(Input)

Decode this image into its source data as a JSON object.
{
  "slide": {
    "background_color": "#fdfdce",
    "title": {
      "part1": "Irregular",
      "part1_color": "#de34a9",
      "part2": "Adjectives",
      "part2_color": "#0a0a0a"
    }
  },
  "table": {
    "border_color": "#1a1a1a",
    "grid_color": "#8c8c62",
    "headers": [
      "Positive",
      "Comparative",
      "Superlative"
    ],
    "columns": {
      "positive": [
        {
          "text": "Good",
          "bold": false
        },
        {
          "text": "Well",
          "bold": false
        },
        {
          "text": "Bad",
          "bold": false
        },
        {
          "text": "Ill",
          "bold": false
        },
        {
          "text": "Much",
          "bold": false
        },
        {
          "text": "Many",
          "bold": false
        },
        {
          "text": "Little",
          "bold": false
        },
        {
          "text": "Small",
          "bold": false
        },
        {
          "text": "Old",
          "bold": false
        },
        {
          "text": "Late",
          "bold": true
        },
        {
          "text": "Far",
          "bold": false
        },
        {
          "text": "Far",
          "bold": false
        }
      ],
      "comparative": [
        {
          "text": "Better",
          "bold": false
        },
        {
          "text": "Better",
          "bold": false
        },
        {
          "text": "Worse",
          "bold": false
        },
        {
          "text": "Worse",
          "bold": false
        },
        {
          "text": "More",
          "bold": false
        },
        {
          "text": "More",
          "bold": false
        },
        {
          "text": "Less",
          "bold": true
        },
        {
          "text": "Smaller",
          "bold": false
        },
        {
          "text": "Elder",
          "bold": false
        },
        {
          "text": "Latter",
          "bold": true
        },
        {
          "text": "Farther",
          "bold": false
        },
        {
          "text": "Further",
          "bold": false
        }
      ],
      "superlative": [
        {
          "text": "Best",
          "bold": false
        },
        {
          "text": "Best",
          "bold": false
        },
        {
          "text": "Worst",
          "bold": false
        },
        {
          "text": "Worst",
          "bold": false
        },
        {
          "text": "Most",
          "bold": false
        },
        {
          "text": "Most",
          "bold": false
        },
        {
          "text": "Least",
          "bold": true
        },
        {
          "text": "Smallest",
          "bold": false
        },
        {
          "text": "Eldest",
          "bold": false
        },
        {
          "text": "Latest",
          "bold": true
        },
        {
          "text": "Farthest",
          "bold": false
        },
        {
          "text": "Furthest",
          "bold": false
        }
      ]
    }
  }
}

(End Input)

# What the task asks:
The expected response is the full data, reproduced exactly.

# Exercise result:
Decode this image into its source data as a JSON object.
{
  "slide": {
    "background_color": "#fdfdce",
    "title": {
      "part1": "Irregular",
      "part1_color": "#de34a9",
      "part2": "Adjectives",
      "part2_color": "#0a0a0a"
    }
  },
  "table": {
    "border_color": "#1a1a1a",
    "grid_color": "#8c8c62",
    "headers": [
      "Positive",
      "Comparative",
      "Superlative"
    ],
    "columns": {
      "positive": [
        {
          "text": "Good",
          "bold": false
        },
        {
          "text": "Well",
          "bold": false
        },
        {
          "text": "Bad",
          "bold": false
        },
        {
          "text": "Ill",
          "bold": false
        },
        {
          "text": "Much",
          "bold": false
        },
        {
          "text": "Many",
          "bold": false
        },
        {
          "text": "Little",
          "bold": false
        },
        {
          "text": "Small",
          "bold": false
        },
        {
          "text": "Old",
          "bold": false
        },
        {
          "text": "Late",
          "bold": true
        },
        {
          "text": "Far",
          "bold": false
        },
        {
          "text": "Far",
          "bold": false
        }
      ],
      "comparative": [
        {
          "text": "Better",
          "bold": false
        },
        {
          "text": "Better",
          "bold": false
        },
        {
          "text": "Worse",
          "bold": false
        },
        {
          "text": "Worse",
          "bold": false
        },
        {
          "text": "More",
          "bold": false
        },
        {
          "text": "More",
          "bold": false
        },
        {
          "text": "Less",
          "bold": true
        },
        {
          "text": "Smaller",
          "bold": false
        },
        {
          "text": "Elder",
          "bold": false
        },
        {
          "text": "Latter",
          "bold": true
        },
        {
          "text": "Farther",
          "bold": false
        },
        {
          "text": "Further",
          "bold": false
        }
      ],
      "superlative": [
        {
          "text": "Best",
          "bold": false
        },
        {
          "text": "Best",
          "bold": false
        },
        {
          "text": "Worst",
          "bold": false
        },
        {
          "text": "Worst",
          "bold": false
        },
        {
          "text": "Most",
          "bold": false
        },
        {
          "text": "Most",
          "bold": false
        },
        {
          "text": "Least",
          "bold": true
        },
        {
          "text": "Smallest",
          "bold": false
        },
        {
          "text": "Eldest",
          "bold": false
        },
        {
          "text": "Latest",
          "bold": true
        },
        {
          "text": "Farthest",
          "bold": false
        },
        {
          "text": "Furthest",
          "bold": false
        }
      ]
    }
  }
}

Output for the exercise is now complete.